The performance at the Science Museum – the home of Babbage’s machine – formed part of an evening of music and discussion in which Emily, who studied mathematics and computer science at Oxford and is currently University of Liverpool Leverhulme Artist in Residence, and Lasse Rempe-Gillen, University of Liverpool Professor of Pure Mathematics, spoke about how music and mathematics intertwine in the Ada sketches. They also led an interactive session giving audience members the chance to produce their own mathematical music. Fellow graduate Rosie Middleton (mezzo-soprano) performed the role of Ada, accompanied by students Aidan Marsden (percussion), Lily Caunt (flute) and German Martinez Merino (clarinet).
Rosie said: ‘I have loved working on the Ada sketches. As a singer it is all too rare that we get the opportunity to sing through the voice of important women in history, written by a woman. Many of the other portrayals of Ada Lovelace focus on personal details – her mental health, her love affairs and her relationship (or lack thereof) with her father, Lord Byron. In the Ada sketches we see her primarily as a mathematician, but also as someone who is inspired by music and words. Performing it in the lecture-recital run by Emily and Lasse is fun – I have found new ways into the music through the (excellent!) maths demonstrations by Lasse, and working with audience members to compose short pieces using numbers is a new challenge.’

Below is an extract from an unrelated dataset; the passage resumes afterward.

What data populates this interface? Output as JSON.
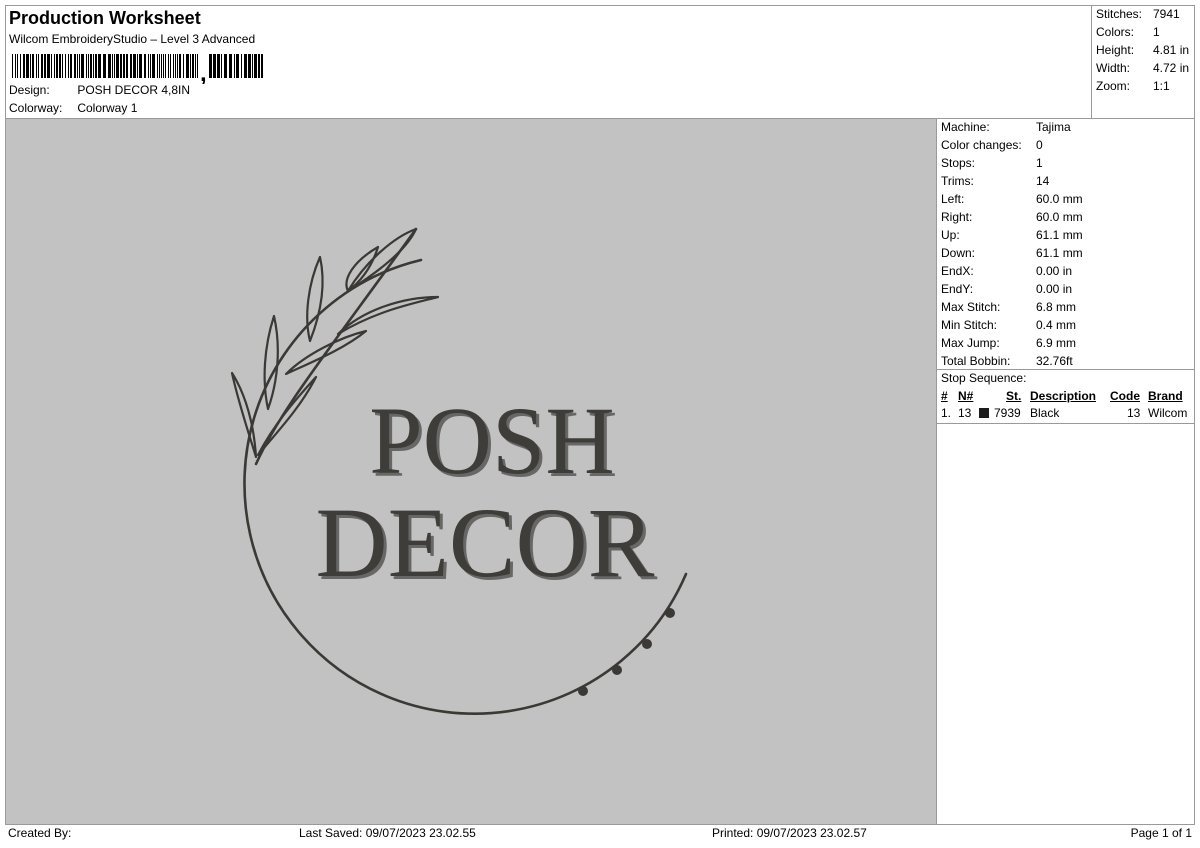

Ada sketches (libretto by Laura Tunbridge), written in 2011 for Loré Lixenberg and the Austrian Cultural Forum’s Soundings Platform, forms one third of Emily’s Lovelace Trilogy of compositions alongside Calculus of the Nervous System, commissioned by Wien Modern and performed at the BBC Proms 2012 by the City of Birmingham Symphony Orchestra conducted by Andris Nelsons, and Mesmerism, winner of a 2012 British Composer Award, commissioned for the Liverpool Mozart Orchestra for its 60th anniversary, conducted by RNCM tutor Mark Heron with alumna Alexandra Dariescu on piano. It was performed again on Monday 30 November at the Mathematical Institute in Oxford in an event organised by the Oxford e-Research Centre and The Oxford Research Centre in the Humanities. Professor David De Roare (Director, Oxford e-Research Centre) commented: ‘The performance was extraordinary and completely engaging, both musically and mathematically.
‘So many of the audience commented on the intensity of the performance, which I think came from combined intellectual and emotional engagement, and that was down to Emily as composer and especially the quality of the performers.
On Wednesday 9 December Emily and David De Roare will present ‘Turning numbers into notes’ at the University of Oxford’s Ada Lovelace Symposium. Click here for more information.
Picture captions (from top)
l-r: Aidan Marsden, Emily Howard, Rosie Middleton, German Martinez Merino, Lily Caunt and Professor Lasse Rempe-Gillen © Science Museum London
Emily Howard addresses the audience © Science Museum London
l-r: Aidan Marsden, German Martinez Merino and Lily Caunt interact with the audience © Science Museum London
2 December 2015